(Beginning of Entries provided)
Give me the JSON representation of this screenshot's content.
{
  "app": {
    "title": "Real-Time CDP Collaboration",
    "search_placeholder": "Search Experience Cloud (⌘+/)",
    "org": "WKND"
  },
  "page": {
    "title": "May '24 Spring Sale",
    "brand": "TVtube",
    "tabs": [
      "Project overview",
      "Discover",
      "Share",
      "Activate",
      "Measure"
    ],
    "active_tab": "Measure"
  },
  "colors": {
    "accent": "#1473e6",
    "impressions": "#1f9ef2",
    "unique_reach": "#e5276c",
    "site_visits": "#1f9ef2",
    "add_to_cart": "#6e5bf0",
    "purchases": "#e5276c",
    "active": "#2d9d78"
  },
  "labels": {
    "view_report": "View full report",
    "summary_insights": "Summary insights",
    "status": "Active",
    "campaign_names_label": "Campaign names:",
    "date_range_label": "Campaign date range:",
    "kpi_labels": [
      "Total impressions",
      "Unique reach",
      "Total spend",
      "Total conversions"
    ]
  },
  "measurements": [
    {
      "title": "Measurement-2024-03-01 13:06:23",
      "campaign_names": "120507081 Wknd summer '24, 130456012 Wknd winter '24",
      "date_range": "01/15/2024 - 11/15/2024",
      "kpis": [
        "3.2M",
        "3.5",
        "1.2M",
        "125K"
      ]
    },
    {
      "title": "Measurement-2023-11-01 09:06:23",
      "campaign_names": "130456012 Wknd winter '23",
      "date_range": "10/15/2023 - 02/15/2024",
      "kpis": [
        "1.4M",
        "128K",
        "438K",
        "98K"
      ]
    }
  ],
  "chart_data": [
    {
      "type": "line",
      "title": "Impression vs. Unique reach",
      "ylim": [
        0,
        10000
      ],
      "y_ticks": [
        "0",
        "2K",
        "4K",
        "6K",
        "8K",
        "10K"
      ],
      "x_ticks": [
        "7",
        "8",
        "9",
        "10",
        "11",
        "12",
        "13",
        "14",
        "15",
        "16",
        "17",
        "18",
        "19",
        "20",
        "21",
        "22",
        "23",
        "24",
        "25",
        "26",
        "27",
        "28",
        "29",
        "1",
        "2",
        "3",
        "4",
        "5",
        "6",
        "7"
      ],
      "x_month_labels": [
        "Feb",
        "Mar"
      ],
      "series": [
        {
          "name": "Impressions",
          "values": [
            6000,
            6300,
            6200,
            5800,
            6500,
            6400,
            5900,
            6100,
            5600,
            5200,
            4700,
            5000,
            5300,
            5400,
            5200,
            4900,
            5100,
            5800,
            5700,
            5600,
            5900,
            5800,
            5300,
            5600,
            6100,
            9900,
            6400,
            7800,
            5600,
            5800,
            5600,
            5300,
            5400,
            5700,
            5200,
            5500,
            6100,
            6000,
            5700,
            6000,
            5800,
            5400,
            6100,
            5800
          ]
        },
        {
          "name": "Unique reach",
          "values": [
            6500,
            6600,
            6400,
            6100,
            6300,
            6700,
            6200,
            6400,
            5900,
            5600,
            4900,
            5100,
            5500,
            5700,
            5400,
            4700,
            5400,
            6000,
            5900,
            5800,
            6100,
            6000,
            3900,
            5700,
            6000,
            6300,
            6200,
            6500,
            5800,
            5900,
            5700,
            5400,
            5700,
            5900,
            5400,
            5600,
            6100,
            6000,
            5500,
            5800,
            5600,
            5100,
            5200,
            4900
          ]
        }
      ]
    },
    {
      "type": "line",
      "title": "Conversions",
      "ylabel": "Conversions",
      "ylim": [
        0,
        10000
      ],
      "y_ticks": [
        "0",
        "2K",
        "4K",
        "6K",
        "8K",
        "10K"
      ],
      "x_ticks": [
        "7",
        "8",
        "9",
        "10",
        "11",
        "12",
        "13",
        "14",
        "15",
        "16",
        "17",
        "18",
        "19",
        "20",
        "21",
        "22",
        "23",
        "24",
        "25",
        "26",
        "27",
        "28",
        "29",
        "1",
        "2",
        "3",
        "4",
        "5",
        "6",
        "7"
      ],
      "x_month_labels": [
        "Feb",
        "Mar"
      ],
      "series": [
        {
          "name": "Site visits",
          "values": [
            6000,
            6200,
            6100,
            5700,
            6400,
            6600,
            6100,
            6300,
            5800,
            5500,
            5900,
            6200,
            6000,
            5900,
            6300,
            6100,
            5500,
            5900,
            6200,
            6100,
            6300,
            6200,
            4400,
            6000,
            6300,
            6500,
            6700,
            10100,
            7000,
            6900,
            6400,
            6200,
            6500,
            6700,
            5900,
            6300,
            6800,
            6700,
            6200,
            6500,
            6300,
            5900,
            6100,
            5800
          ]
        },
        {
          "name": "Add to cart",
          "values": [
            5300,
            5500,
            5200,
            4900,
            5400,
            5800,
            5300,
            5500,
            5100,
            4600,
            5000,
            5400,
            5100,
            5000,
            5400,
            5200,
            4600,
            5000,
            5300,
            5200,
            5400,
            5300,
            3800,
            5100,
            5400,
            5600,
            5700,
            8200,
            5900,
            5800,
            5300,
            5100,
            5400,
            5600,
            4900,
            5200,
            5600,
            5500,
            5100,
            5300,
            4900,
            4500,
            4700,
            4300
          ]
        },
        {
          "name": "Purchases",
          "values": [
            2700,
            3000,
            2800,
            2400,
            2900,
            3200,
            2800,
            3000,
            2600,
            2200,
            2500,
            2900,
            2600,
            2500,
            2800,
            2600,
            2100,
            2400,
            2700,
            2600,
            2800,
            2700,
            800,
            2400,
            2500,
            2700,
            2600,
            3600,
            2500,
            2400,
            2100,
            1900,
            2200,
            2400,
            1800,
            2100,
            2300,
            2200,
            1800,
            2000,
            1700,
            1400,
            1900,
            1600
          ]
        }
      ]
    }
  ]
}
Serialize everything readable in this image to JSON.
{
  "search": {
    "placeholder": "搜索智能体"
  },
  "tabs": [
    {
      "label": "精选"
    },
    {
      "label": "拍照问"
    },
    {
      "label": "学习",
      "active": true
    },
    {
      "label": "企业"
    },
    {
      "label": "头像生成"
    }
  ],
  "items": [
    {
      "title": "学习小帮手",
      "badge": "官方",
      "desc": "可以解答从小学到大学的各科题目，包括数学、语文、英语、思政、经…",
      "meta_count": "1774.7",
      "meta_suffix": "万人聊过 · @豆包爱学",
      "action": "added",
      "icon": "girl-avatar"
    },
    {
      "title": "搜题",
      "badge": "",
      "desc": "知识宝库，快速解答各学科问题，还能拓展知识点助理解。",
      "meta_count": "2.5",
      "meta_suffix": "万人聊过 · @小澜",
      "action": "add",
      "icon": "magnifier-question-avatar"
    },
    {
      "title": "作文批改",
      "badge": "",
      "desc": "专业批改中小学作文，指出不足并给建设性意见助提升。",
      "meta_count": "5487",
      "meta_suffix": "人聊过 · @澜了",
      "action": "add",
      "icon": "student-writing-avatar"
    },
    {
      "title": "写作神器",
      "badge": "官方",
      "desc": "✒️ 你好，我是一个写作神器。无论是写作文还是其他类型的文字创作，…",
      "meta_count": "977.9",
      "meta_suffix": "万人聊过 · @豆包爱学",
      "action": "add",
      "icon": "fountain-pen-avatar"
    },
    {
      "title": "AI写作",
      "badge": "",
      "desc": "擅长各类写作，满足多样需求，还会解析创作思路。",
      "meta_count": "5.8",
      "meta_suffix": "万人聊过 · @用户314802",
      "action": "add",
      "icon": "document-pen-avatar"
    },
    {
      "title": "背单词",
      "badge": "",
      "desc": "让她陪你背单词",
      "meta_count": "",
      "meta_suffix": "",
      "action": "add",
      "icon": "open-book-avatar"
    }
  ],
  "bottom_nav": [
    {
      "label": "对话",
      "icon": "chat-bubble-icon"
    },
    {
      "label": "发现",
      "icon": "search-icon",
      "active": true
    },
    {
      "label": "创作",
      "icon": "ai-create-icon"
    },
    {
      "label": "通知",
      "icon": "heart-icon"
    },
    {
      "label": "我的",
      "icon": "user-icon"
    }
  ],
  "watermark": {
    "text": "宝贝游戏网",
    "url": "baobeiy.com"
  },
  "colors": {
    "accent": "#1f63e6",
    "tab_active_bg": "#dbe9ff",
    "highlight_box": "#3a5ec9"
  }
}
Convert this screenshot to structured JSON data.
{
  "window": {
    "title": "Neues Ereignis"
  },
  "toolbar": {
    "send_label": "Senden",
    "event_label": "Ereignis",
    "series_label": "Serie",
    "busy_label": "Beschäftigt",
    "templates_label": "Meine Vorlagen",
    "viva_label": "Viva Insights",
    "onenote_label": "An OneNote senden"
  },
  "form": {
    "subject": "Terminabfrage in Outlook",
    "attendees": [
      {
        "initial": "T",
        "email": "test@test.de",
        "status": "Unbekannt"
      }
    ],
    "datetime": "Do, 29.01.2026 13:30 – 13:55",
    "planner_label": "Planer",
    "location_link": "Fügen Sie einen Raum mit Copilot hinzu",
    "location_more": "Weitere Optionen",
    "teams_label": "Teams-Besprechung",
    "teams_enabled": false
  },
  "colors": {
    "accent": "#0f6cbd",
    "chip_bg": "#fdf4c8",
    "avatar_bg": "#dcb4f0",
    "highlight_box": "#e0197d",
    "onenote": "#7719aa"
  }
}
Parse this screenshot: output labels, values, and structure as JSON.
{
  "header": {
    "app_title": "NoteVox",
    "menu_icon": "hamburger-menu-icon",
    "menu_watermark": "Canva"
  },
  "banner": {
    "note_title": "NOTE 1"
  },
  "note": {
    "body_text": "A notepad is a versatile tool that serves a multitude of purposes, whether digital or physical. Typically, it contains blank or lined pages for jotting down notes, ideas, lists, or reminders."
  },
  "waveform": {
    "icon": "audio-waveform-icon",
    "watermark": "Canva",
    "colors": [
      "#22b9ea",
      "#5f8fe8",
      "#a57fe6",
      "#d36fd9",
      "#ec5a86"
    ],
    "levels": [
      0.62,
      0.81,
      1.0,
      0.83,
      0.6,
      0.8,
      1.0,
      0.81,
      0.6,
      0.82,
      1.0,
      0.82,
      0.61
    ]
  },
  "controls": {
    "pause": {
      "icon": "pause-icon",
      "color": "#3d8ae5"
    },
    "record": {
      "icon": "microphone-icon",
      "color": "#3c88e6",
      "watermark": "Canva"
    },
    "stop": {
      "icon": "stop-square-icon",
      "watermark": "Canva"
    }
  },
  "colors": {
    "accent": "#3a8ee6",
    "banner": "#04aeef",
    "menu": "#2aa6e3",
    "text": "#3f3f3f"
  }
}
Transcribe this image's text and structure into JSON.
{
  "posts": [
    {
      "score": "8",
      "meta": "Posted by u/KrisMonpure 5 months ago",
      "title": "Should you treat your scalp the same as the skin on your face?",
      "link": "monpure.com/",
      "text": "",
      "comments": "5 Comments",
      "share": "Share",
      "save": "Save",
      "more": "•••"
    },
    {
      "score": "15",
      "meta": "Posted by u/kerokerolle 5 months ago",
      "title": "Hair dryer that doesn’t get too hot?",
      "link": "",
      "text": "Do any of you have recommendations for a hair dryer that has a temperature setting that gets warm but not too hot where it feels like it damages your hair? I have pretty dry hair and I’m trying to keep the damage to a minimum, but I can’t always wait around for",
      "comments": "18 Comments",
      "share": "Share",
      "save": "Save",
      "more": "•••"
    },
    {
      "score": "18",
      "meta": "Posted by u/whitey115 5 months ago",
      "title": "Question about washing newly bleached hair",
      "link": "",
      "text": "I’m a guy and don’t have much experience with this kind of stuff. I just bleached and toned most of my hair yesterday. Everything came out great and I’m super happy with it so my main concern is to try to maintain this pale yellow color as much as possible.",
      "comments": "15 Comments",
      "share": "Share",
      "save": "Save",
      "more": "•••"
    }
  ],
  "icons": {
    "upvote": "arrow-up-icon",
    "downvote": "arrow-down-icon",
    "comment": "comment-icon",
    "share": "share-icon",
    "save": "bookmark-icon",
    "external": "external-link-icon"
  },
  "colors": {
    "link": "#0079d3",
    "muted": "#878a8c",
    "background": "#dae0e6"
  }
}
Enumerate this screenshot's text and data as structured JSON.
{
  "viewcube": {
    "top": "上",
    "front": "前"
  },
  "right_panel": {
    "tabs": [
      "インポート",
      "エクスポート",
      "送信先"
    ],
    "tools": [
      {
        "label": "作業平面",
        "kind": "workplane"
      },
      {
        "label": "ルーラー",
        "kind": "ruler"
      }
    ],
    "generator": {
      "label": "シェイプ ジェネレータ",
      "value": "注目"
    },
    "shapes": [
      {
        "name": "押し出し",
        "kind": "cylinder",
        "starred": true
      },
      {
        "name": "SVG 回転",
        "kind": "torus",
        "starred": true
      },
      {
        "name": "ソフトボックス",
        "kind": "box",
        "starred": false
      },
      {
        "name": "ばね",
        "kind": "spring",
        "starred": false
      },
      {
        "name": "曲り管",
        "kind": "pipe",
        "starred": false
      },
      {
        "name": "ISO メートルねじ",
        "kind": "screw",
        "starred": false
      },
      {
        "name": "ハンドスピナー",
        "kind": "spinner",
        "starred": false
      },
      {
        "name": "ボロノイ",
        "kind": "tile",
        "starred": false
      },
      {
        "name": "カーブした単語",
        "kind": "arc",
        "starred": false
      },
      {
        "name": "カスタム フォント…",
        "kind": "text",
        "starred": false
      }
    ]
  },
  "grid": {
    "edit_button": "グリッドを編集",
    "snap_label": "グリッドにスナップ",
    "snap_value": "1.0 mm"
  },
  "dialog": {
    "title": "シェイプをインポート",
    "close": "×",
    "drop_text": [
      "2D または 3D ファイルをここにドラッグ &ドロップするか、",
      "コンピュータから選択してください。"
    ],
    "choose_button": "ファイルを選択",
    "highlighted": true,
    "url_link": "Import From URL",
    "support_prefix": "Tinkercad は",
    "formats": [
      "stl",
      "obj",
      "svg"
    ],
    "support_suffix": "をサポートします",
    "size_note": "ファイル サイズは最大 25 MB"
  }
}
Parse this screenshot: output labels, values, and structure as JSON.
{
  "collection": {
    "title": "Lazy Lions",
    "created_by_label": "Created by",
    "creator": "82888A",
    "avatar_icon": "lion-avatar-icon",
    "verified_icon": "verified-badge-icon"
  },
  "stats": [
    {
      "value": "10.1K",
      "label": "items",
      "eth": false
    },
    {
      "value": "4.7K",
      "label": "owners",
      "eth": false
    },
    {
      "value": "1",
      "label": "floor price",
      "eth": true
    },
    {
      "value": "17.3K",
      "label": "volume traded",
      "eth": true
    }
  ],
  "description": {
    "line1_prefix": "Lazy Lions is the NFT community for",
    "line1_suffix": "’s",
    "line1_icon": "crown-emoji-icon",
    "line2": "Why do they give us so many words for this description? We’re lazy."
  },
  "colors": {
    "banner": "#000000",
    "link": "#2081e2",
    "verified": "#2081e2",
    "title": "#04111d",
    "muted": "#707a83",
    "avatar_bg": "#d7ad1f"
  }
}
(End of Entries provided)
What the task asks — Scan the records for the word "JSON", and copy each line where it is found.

Expected output —
Give me the JSON representation of this screenshot's content.
Serialize everything readable in this image to JSON.
Convert this screenshot to structured JSON data.
Parse this screenshot: output labels, values, and structure as JSON.
Transcribe this image's text and structure into JSON.
Enumerate this screenshot's text and data as structured JSON.
Parse this screenshot: output labels, values, and structure as JSON.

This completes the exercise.